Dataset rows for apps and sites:

###

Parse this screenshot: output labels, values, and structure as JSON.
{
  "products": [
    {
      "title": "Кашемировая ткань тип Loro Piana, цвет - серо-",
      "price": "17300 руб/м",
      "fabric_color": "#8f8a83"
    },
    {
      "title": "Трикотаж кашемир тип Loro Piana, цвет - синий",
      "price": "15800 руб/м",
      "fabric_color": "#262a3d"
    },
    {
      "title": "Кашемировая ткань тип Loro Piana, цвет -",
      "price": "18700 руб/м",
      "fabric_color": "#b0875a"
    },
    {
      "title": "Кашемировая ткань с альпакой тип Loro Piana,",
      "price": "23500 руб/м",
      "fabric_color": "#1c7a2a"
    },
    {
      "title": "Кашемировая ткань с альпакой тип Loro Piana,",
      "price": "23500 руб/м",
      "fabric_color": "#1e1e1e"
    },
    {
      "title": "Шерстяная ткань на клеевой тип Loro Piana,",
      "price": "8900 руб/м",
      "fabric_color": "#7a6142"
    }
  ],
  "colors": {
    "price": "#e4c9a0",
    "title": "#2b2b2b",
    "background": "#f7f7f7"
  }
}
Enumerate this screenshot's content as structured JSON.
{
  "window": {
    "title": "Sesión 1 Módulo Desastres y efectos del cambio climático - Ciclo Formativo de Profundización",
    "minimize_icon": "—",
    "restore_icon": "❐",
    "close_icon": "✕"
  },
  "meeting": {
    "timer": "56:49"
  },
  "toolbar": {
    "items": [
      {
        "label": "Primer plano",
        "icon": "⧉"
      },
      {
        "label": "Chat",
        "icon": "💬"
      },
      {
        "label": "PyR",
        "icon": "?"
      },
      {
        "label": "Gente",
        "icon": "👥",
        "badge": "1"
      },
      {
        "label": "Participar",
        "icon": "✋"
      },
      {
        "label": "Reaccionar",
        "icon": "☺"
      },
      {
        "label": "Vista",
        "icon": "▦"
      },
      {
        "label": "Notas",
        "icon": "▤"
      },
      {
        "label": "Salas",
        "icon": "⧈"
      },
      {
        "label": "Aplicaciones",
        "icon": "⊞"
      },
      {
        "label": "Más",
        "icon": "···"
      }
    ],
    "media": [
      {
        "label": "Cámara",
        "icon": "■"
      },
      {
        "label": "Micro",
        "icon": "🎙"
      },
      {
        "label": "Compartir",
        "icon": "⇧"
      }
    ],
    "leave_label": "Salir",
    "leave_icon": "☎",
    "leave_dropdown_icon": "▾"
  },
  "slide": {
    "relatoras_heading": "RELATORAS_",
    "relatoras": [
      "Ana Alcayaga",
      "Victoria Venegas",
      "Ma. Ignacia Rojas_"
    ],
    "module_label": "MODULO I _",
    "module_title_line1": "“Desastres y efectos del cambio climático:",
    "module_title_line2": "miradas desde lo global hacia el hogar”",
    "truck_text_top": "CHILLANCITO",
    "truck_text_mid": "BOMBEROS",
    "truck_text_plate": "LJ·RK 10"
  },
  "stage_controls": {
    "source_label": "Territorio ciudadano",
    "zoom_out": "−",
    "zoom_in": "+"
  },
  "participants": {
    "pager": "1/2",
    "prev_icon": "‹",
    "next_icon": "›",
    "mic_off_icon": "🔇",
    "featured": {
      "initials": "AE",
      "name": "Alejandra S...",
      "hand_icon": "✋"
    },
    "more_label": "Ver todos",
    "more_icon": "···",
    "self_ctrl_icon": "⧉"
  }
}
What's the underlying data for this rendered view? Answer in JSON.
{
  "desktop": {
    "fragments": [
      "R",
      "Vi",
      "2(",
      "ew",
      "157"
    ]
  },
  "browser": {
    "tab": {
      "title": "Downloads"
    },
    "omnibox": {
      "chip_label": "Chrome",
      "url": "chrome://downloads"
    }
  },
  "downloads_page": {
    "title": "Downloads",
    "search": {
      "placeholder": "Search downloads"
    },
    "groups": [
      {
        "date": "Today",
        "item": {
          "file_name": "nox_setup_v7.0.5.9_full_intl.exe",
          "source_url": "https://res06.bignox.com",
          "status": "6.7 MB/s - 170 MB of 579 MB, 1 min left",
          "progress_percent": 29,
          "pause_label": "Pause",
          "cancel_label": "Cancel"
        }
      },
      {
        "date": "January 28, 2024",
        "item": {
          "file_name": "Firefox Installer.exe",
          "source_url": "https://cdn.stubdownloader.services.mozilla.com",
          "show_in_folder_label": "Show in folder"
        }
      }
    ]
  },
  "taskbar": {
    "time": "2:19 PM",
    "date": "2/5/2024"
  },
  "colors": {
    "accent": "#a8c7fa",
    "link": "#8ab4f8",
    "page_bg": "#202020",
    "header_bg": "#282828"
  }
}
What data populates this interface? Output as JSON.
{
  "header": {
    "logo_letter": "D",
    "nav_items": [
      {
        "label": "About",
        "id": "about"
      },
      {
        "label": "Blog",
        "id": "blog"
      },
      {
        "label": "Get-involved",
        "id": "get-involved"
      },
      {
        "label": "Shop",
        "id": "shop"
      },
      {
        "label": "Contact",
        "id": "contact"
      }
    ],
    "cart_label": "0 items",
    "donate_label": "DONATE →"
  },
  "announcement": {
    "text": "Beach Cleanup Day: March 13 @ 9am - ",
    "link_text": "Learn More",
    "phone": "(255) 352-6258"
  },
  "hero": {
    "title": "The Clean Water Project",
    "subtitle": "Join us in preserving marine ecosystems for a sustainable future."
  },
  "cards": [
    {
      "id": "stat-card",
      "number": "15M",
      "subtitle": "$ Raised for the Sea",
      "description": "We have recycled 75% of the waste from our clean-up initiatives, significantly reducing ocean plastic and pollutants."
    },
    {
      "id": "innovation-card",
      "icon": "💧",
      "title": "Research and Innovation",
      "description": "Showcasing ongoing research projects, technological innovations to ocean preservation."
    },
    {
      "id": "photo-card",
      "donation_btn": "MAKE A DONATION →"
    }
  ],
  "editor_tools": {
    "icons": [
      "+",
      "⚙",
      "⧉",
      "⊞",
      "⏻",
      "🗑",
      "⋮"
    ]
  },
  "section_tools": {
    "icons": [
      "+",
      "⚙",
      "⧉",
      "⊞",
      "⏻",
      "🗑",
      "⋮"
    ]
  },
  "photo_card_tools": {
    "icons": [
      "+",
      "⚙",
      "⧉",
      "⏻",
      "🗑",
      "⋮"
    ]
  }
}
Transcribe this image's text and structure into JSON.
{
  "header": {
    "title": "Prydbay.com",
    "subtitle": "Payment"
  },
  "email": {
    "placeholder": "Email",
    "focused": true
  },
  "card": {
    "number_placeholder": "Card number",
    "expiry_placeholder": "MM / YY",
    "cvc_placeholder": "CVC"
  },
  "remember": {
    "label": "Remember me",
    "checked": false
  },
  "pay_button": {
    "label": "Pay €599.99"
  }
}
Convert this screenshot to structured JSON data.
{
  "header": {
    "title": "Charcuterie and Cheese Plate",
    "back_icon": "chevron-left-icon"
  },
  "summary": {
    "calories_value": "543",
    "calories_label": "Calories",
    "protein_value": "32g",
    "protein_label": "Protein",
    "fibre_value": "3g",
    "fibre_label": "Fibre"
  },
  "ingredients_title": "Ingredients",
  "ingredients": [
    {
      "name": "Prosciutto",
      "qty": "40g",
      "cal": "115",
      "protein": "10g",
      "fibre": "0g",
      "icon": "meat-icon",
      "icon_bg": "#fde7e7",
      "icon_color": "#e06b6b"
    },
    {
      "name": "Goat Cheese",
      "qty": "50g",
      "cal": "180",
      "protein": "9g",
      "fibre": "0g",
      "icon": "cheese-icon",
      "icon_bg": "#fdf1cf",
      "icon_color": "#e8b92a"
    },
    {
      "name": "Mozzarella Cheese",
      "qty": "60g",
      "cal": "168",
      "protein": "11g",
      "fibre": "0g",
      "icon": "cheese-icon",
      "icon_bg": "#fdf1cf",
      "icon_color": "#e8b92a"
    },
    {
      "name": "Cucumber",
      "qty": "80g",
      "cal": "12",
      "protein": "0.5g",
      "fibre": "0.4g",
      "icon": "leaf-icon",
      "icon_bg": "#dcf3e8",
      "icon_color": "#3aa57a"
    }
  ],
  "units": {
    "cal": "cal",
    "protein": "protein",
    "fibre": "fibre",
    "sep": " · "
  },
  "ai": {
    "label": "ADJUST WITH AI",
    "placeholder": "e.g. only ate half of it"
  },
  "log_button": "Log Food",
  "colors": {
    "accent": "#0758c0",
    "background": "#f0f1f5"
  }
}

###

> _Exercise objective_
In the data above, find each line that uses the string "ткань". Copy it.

> _Worked solution_
      "title": "Кашемировая ткань тип Loro Piana, цвет - серо-",
      "title": "Кашемировая ткань тип Loro Piana, цвет -",
      "title": "Кашемировая ткань с альпакой тип Loro Piana,",
      "title": "Кашемировая ткань с альпакой тип Loro Piana,",
      "title": "Шерстяная ткань на клеевой тип Loro Piana,",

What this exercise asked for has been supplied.